• [Supplied material]:
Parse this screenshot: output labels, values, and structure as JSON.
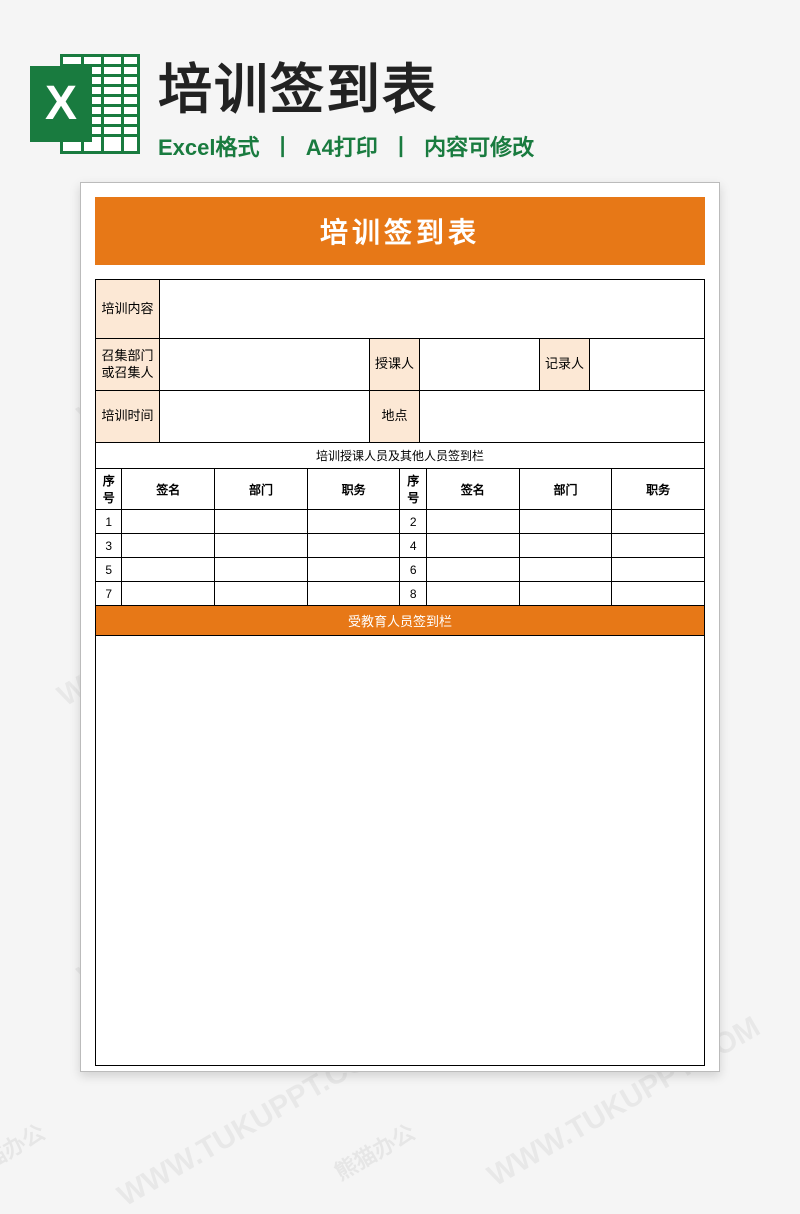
{
  "header": {
    "title": "培训签到表",
    "sub_parts": [
      "Excel格式",
      "A4打印",
      "内容可修改"
    ],
    "sep": "丨",
    "icon_letter": "X"
  },
  "doc": {
    "title": "培训签到表",
    "info": {
      "content_label": "培训内容",
      "dept_label": "召集部门\n或召集人",
      "lecturer_label": "授课人",
      "recorder_label": "记录人",
      "time_label": "培训时间",
      "place_label": "地点"
    },
    "section1_label": "培训授课人员及其他人员签到栏",
    "sign_headers": {
      "seq": "序号",
      "name": "签名",
      "dept": "部门",
      "pos": "职务"
    },
    "rows_left": [
      "1",
      "3",
      "5",
      "7"
    ],
    "rows_right": [
      "2",
      "4",
      "6",
      "8"
    ],
    "section2_label": "受教育人员签到栏"
  },
  "watermark_text": "WWW.TUKUPPT.COM",
  "brand_cn": "熊猫办公"
}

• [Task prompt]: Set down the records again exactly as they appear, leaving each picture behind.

• [Exercise result]:
Parse this screenshot: output labels, values, and structure as JSON.
{
  "header": {
    "title": "培训签到表",
    "sub_parts": [
      "Excel格式",
      "A4打印",
      "内容可修改"
    ],
    "sep": "丨",
    "icon_letter": "X"
  },
  "doc": {
    "title": "培训签到表",
    "info": {
      "content_label": "培训内容",
      "dept_label": "召集部门\n或召集人",
      "lecturer_label": "授课人",
      "recorder_label": "记录人",
      "time_label": "培训时间",
      "place_label": "地点"
    },
    "section1_label": "培训授课人员及其他人员签到栏",
    "sign_headers": {
      "seq": "序号",
      "name": "签名",
      "dept": "部门",
      "pos": "职务"
    },
    "rows_left": [
      "1",
      "3",
      "5",
      "7"
    ],
    "rows_right": [
      "2",
      "4",
      "6",
      "8"
    ],
    "section2_label": "受教育人员签到栏"
  },
  "watermark_text": "WWW.TUKUPPT.COM",
  "brand_cn": "熊猫办公"
}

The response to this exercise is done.